_TASK PROMPT:_
Search the entries below for the word "Knit" and copy each line that has it.

(Items listed in a dataset)

++++++++++++++++++++

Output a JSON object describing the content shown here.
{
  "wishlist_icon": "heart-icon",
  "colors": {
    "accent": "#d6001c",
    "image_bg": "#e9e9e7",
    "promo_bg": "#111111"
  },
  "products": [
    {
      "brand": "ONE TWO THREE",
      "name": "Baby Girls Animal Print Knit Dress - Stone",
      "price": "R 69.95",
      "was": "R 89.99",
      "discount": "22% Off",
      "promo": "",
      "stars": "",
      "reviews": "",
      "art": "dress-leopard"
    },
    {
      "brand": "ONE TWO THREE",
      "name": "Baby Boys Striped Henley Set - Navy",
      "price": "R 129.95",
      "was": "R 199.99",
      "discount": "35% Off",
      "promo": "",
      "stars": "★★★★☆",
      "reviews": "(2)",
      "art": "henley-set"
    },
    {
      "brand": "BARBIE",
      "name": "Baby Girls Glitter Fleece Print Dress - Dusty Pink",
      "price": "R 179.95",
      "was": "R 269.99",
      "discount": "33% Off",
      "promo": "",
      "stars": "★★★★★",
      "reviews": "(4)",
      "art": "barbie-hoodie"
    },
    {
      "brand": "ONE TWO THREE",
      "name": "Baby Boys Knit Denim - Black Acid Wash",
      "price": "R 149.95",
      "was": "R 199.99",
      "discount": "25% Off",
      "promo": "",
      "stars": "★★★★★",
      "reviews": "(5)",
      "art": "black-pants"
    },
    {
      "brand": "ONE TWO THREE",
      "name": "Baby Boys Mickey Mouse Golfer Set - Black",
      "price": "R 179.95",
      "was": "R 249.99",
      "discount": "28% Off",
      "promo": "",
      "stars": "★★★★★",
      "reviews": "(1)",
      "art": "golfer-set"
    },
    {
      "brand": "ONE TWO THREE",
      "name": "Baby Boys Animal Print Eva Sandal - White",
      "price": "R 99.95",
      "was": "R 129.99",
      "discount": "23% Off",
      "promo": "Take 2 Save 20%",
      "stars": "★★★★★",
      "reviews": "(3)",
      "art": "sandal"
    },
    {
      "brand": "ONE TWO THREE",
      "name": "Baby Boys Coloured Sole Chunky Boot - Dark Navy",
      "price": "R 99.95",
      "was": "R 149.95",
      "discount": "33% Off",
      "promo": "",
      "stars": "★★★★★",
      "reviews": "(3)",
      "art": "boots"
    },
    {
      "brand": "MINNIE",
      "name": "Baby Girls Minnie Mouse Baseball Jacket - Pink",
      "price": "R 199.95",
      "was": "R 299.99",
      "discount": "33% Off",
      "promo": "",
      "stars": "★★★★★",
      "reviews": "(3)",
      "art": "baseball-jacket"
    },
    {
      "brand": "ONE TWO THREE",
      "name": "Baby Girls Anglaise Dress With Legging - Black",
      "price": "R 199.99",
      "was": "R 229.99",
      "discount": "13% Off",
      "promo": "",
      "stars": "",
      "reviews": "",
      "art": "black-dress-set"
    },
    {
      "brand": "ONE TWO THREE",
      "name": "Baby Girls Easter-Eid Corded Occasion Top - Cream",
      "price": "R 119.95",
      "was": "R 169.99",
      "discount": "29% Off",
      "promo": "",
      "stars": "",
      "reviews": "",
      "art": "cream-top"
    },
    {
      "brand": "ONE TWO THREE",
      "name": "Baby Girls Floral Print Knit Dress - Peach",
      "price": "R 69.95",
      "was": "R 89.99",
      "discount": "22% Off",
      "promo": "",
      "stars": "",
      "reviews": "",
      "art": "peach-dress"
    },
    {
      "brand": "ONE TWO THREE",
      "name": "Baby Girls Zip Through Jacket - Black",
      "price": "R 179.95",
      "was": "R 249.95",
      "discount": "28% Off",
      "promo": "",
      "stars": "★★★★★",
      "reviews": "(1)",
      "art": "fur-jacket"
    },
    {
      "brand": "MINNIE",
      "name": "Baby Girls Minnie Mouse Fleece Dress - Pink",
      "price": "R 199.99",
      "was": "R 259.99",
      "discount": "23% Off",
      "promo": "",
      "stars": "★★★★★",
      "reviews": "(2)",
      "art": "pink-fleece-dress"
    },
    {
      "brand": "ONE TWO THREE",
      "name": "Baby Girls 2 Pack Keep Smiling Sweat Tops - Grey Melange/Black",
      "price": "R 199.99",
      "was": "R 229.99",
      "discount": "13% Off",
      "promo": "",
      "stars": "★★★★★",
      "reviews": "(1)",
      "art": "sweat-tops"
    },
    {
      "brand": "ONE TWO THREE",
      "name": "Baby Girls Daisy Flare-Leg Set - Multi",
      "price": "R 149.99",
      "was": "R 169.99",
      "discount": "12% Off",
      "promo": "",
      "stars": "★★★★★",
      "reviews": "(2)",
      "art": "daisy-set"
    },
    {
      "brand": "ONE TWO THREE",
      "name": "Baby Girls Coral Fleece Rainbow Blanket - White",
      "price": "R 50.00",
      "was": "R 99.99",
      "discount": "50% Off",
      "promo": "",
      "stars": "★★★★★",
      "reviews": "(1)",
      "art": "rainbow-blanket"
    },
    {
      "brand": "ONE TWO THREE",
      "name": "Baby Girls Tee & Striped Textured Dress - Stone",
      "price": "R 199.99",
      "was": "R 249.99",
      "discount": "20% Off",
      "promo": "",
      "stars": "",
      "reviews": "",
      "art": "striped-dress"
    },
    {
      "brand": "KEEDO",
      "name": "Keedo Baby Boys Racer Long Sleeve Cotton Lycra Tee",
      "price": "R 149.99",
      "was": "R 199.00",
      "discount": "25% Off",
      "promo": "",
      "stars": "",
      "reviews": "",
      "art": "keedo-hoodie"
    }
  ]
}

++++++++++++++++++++

_SOLUTION FOR THIS EXERCISE:_
      "name": "Baby Girls Animal Print Knit Dress - Stone",
      "name": "Baby Boys Knit Denim - Black Acid Wash",
      "name": "Baby Girls Floral Print Knit Dress - Peach",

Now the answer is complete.